Football: FAU protecting its players from injuries in spring practices

Staying up and wearing knee braces are just some ways the Owls help its players healthy.


Rising senior wide receiver Kalib Woods (4) led the team in receiving a season ago. Photo by Max Jackson

Hans Belot Jr., Sports Editor

Toward the end of practice, with the sun blazing down on the Florida Atlantic football players and coaches, redshirt junior wide receiver Bobby Mitchell lined up on the right side of the field, with sophomore cornerback Chris Tooley closely watching him.

As redshirt sophomore quarterback De’Andre Johnson got the snap and dropped back, Mitchell used his quickness to juke Tooley, then sprinted down the sideline like a rocket. Tooley, falling behind the speeding Mitchell, refused to give up on the play and chased him down.

Johnson recognized that Mitchell had the step, so and launched the football downfield. Tooley was able to catch up just in time, but he failed to slow down in time and crashed into Mitchell as he attempted to catch the football.

Both players went down, appearing to be in a significant amount of discomfort as team medical personnel attended to them on field. Mitchell eventually walked off the field limping, but Tooley stayed for a while, grimacing with pain.

These sorts of injuries happens often in football, but it’s different when both players are not wearing pads. It’s a common occurrence in spring practice, as a player’s only protection is their helmet.

Both players were okay, and neither suffered any significant injuries. Mitchell and Tooley were able to participate in the next drill.

Different techniques are used to help keep the players safe during spring practice, where they usually practice with just shorts and helmets, such as always staying on your feet and two-hand touch football.

“We try to teach our guys to practice like pros,” said head coach Lane Kiffin. “We still go full-speed. We can [avoid injuries], you just have to teach them and show them on tape what to do and what not to do.”

However, Kiffin mentioned because of the competitive nature of the sport and his players, an occasional tackle will be made, which could lead to injuries with such limited protective gears.

“We were better today than we were Tuesday doing it,” said Kiffin.

FAU’s offensive line is the lone group on the football field which gears up extra protection: a knee brace. Due to their roles and position on the field, the knee brace is mandatory for every practice to avoid any significant injuries.

A lot of schools require its offensive linemen to take part of what is known as the prophylactic bracing, including FAU. The premise is that the brace is needed to protect the vulnerable joints of linemen, who are hit on the side or the back of a knee by other players who are falling in the so-called trenches near the line of scrimmage.

“You always want to wear them when you are in practice,” said Kiffin of the knee brace. “Guys roll up on you and get injuries that would happen without them.”

On top of that, the offensive line was depleted with injuries last year, having used eight different starting combinations in 13 games last year. Reggie Bain, who was lost for the season last year after a car crash, welcomes the knee brace and the impact it has.
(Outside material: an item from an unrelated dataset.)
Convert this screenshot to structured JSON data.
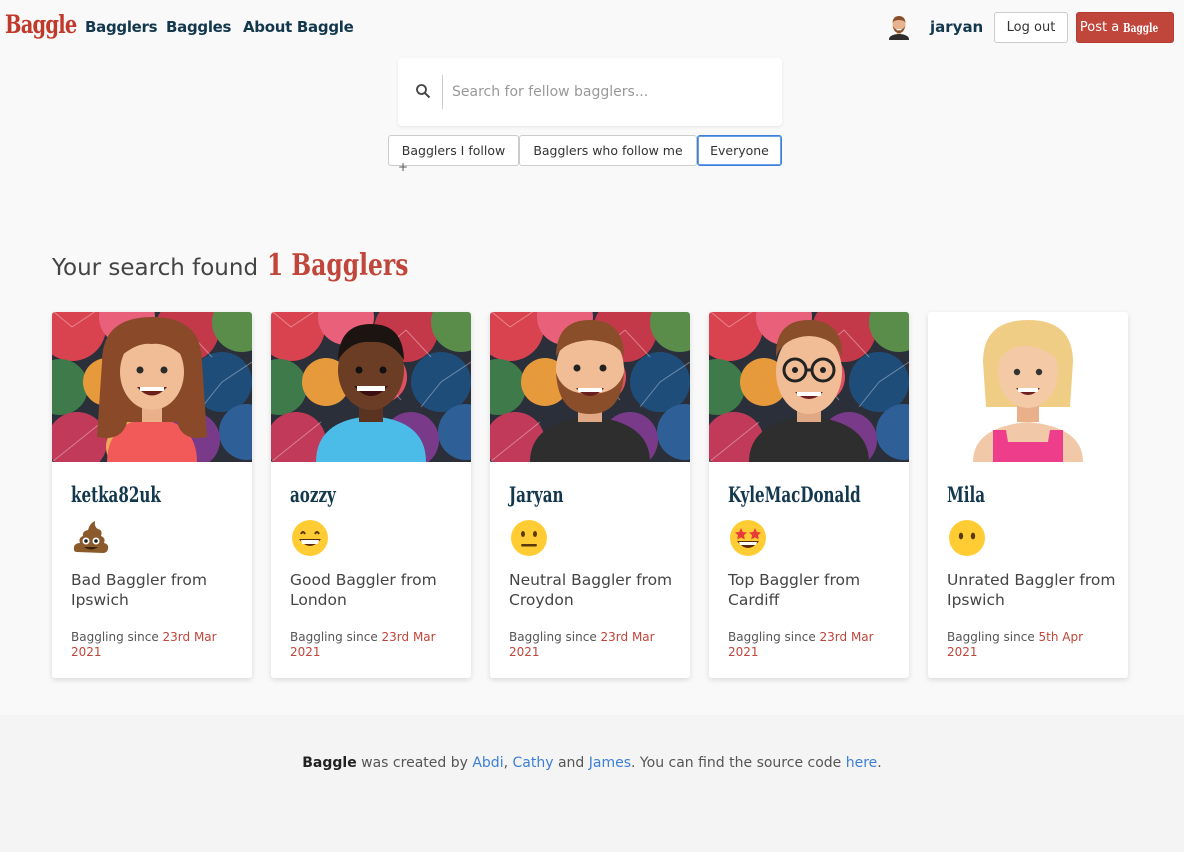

“Somebody hit you, you are going to go down regardless,” said Bain. “With the knee brace, it keeps your leg from moving in directions you wouldn’t want it to.

Bain, who who was named part of the 2016 Conference USA All-Conference team before his season ended prematurely, started all 24 games he’s played in since he came to FAU from Miami Central High School three years ago. Although he watched from the sidelines last year, he’s excited about getting back on field in the fall.

“I am just glad to be back out here,” Bain said.

Hans Belot Jr. is the sports editor of the University Press. For information regarding this or other stories, email [email protected] or tweet him at @Don_Phenom_.